Assignment: Below are records; how many of their lines contain "icon"? Reply with the number and no other words.

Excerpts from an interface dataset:
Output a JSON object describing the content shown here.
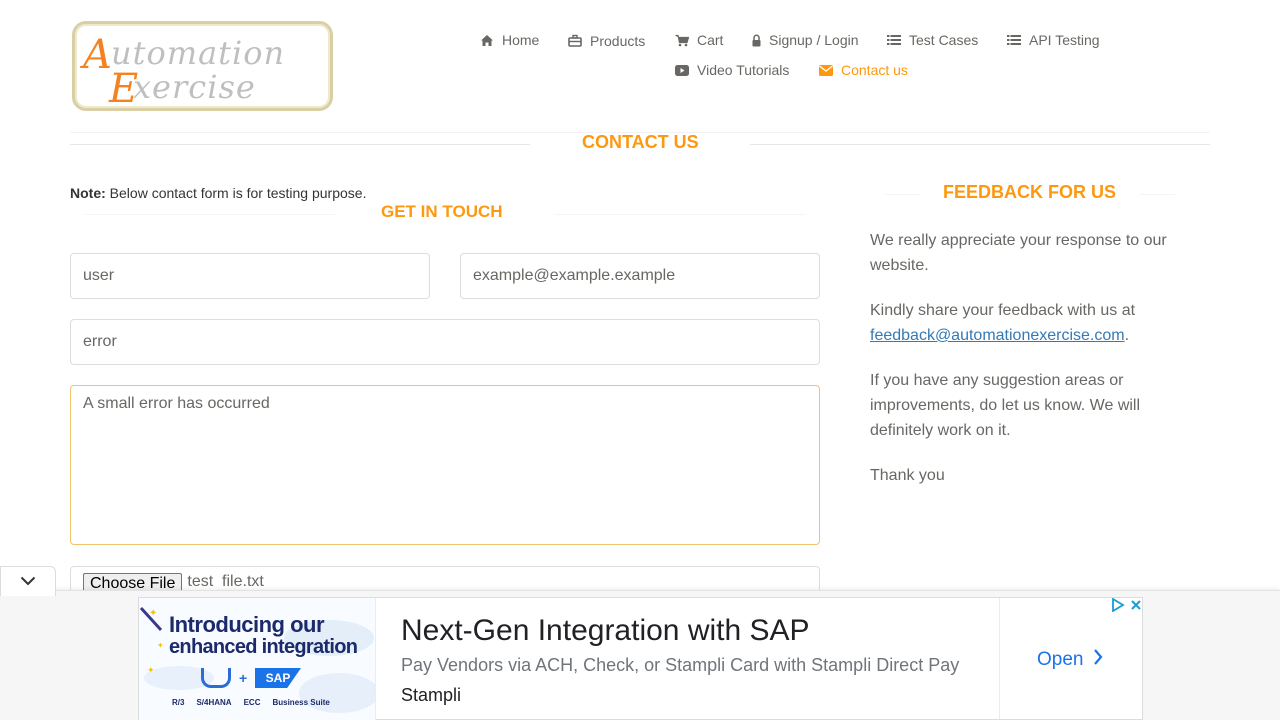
{
  "header": {
    "logo_text_line1": "Automation",
    "logo_text_line2": "Exercise",
    "nav": [
      {
        "label": "Home",
        "icon": "home-icon"
      },
      {
        "label": "Products",
        "icon": "briefcase-icon"
      },
      {
        "label": "Cart",
        "icon": "cart-icon"
      },
      {
        "label": "Signup / Login",
        "icon": "lock-icon"
      },
      {
        "label": "Test Cases",
        "icon": "list-icon"
      },
      {
        "label": "API Testing",
        "icon": "list-icon"
      },
      {
        "label": "Video Tutorials",
        "icon": "youtube-icon"
      },
      {
        "label": "Contact us",
        "icon": "envelope-icon",
        "active": true
      }
    ]
  },
  "page": {
    "title": "Contact Us"
  },
  "contact_form": {
    "note_bold": "Note:",
    "note_text": "Below contact form is for testing purpose.",
    "title": "Get In Touch",
    "name_value": "user",
    "email_value": "example@example.example",
    "subject_value": "error",
    "message_value": "A small error has occurred",
    "file_button": "Choose File",
    "file_name": "test  file.txt"
  },
  "feedback": {
    "title": "Feedback For Us",
    "para1": "We really appreciate your response to our website.",
    "para2_prefix": "Kindly share your feedback with us at",
    "email": "feedback@automationexercise.com",
    "para2_suffix": ".",
    "para3": "If you have any suggestion areas or improvements, do let us know. We will definitely work on it.",
    "para4": "Thank you"
  },
  "ad": {
    "image_line1": "Introducing our",
    "image_line2": "enhanced integration",
    "image_tags": [
      "R/3",
      "S/4HANA",
      "ECC",
      "Business Suite"
    ],
    "image_sap": "SAP",
    "headline": "Next-Gen Integration with SAP",
    "description": "Pay Vendors via ACH, Check, or Stampli Card with Stampli Direct Pay",
    "brand": "Stampli",
    "cta": "Open"
  },
  "colors": {
    "accent": "#fe980f",
    "text": "#696763",
    "link": "#337ab7",
    "ad_link": "#1a73e8"
  }
}
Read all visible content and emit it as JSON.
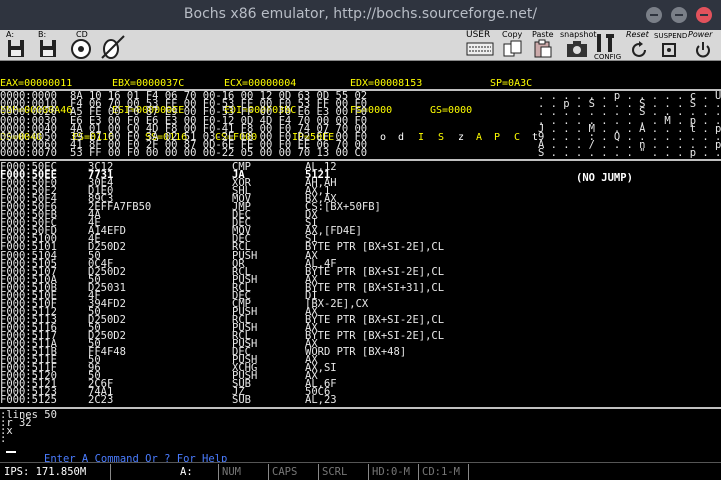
{
  "window": {
    "title": "Bochs x86 emulator, http://bochs.sourceforge.net/"
  },
  "toolbar": {
    "floppy_a": "A:",
    "floppy_b": "B:",
    "cdrom": "CD",
    "user": "USER",
    "copy": "Copy",
    "paste": "Paste",
    "snapshot": "snapshot",
    "config": "CONFIG",
    "reset": "Reset",
    "suspend": "SUSPEND",
    "power": "Power"
  },
  "registers": {
    "eax": "EAX=00000011",
    "ebx": "EBX=0000037C",
    "ecx": "ECX=00000004",
    "edx": "EDX=00008153",
    "sp": "SP=0A3C",
    "ebp": "EBP=00000A46",
    "esi": "ESI=000000EE",
    "edi": "EDI=000F03BC",
    "fs": "FS=0000",
    "gs": "GS=0000",
    "ds": "DS=0040",
    "es": "ES=0116",
    "ss": "SS=0116",
    "cs": "CS=F000",
    "ip": "IP=50EE",
    "flags": [
      "o",
      "d",
      "I",
      "S",
      "z",
      "A",
      "P",
      "C",
      "t"
    ]
  },
  "hexdump": [
    {
      "addr": "0000:0000",
      "bytes": "8A 10 16 01 F4 06 70 00-16 00 12 0D 63 0D 55 02",
      "ascii": ". . . . . . p . . . . . c . U ."
    },
    {
      "addr": "0000:0010",
      "bytes": "F4 06 70 00 53 FF 00 F0-53 FF 00 F0 53 FF 00 F0",
      "ascii": ". . p . S . . . S . . . S . . ."
    },
    {
      "addr": "0000:0020",
      "bytes": "A5 FE 00 F0 87 E9 00 F0-53 FF 00 F0 E6 E3 00 F0",
      "ascii": ". . . . . . . . S . . . . . . ."
    },
    {
      "addr": "0000:0030",
      "bytes": "E6 E3 00 F0 E6 E3 00 F0-12 0D 4D F4 70 00 00 F0",
      "ascii": ". . . . . . . . . . M . p . . ."
    },
    {
      "addr": "0000:0040",
      "bytes": "4A 01 00 C0 4D F8 00 F0-41 F8 00 F0 74 07 70 00",
      "ascii": "J . . . M . . . A . . . t . p ."
    },
    {
      "addr": "0000:0050",
      "bytes": "39 E7 00 F0 3A 02 51 03-2E E8 00 F0 D2 EF 00 F0",
      "ascii": "9 . . . : . Q . . . . . . . . ."
    },
    {
      "addr": "0000:0060",
      "bytes": "41 8F 00 F0 2F 00 87 0D-6E FE 00 F0 EE 06 70 00",
      "ascii": "A . . . / . . . n . . . . . p ."
    },
    {
      "addr": "0000:0070",
      "bytes": "53 FF 00 F0 00 00 00 00-22 05 00 00 70 13 00 C0",
      "ascii": "S . . . . . . . \" . . . p . . ."
    }
  ],
  "disasm": [
    {
      "addr": "F000:50EC",
      "bytes": "3C12",
      "mnem": "CMP",
      "ops": "AL,12"
    },
    {
      "addr": "F000:50EE",
      "bytes": "7731",
      "mnem": "JA",
      "ops": "5121"
    },
    {
      "addr": "F000:50F0",
      "bytes": "30E4",
      "mnem": "XOR",
      "ops": "AH,AH"
    },
    {
      "addr": "F000:50F2",
      "bytes": "D1E0",
      "mnem": "SHL",
      "ops": "AX,1"
    },
    {
      "addr": "F000:50F4",
      "bytes": "89C3",
      "mnem": "MOV",
      "ops": "BX,AX"
    },
    {
      "addr": "F000:50F6",
      "bytes": "2EFFA7FB50",
      "mnem": "JMP",
      "ops": "CS:[BX+50FB]"
    },
    {
      "addr": "F000:50FB",
      "bytes": "4A",
      "mnem": "DEC",
      "ops": "DX"
    },
    {
      "addr": "F000:50FC",
      "bytes": "4E",
      "mnem": "DEC",
      "ops": "SI"
    },
    {
      "addr": "F000:50FD",
      "bytes": "A14EFD",
      "mnem": "MOV",
      "ops": "AX,[FD4E]"
    },
    {
      "addr": "F000:5100",
      "bytes": "4E",
      "mnem": "DEC",
      "ops": "SI"
    },
    {
      "addr": "F000:5101",
      "bytes": "D250D2",
      "mnem": "RCL",
      "ops": "BYTE PTR [BX+SI-2E],CL"
    },
    {
      "addr": "F000:5104",
      "bytes": "50",
      "mnem": "PUSH",
      "ops": "AX"
    },
    {
      "addr": "F000:5105",
      "bytes": "0C4F",
      "mnem": "OR",
      "ops": "AL,4F"
    },
    {
      "addr": "F000:5107",
      "bytes": "D250D2",
      "mnem": "RCL",
      "ops": "BYTE PTR [BX+SI-2E],CL"
    },
    {
      "addr": "F000:510A",
      "bytes": "50",
      "mnem": "PUSH",
      "ops": "AX"
    },
    {
      "addr": "F000:510B",
      "bytes": "D25031",
      "mnem": "RCL",
      "ops": "BYTE PTR [BX+SI+31],CL"
    },
    {
      "addr": "F000:510E",
      "bytes": "4F",
      "mnem": "DEC",
      "ops": "DI"
    },
    {
      "addr": "F000:510F",
      "bytes": "394FD2",
      "mnem": "CMP",
      "ops": "[BX-2E],CX"
    },
    {
      "addr": "F000:5112",
      "bytes": "50",
      "mnem": "PUSH",
      "ops": "AX"
    },
    {
      "addr": "F000:5113",
      "bytes": "D250D2",
      "mnem": "RCL",
      "ops": "BYTE PTR [BX+SI-2E],CL"
    },
    {
      "addr": "F000:5116",
      "bytes": "50",
      "mnem": "PUSH",
      "ops": "AX"
    },
    {
      "addr": "F000:5117",
      "bytes": "D250D2",
      "mnem": "RCL",
      "ops": "BYTE PTR [BX+SI-2E],CL"
    },
    {
      "addr": "F000:511A",
      "bytes": "50",
      "mnem": "PUSH",
      "ops": "AX"
    },
    {
      "addr": "F000:511B",
      "bytes": "FF4F48",
      "mnem": "DEC",
      "ops": "WORD PTR [BX+48]"
    },
    {
      "addr": "F000:511E",
      "bytes": "50",
      "mnem": "PUSH",
      "ops": "AX"
    },
    {
      "addr": "F000:511F",
      "bytes": "96",
      "mnem": "XCHG",
      "ops": "AX,SI"
    },
    {
      "addr": "F000:5120",
      "bytes": "50",
      "mnem": "PUSH",
      "ops": "AX"
    },
    {
      "addr": "F000:5121",
      "bytes": "2C6F",
      "mnem": "SUB",
      "ops": "AL,6F"
    },
    {
      "addr": "F000:5123",
      "bytes": "74A1",
      "mnem": "JZ",
      "ops": "50C6"
    },
    {
      "addr": "F000:5125",
      "bytes": "2C23",
      "mnem": "SUB",
      "ops": "AL,23"
    }
  ],
  "jump_status": "(NO JUMP)",
  "console": {
    "lines": [
      ":lines 50",
      ":r 32",
      ":x",
      ":"
    ],
    "prompt": "Enter A Command Or ? For Help"
  },
  "status": {
    "ips": "IPS: 171.850M",
    "drive": "A:",
    "num": "NUM",
    "caps": "CAPS",
    "scrl": "SCRL",
    "hd": "HD:0-M",
    "cd": "CD:1-M"
  }
}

Response to the task: 8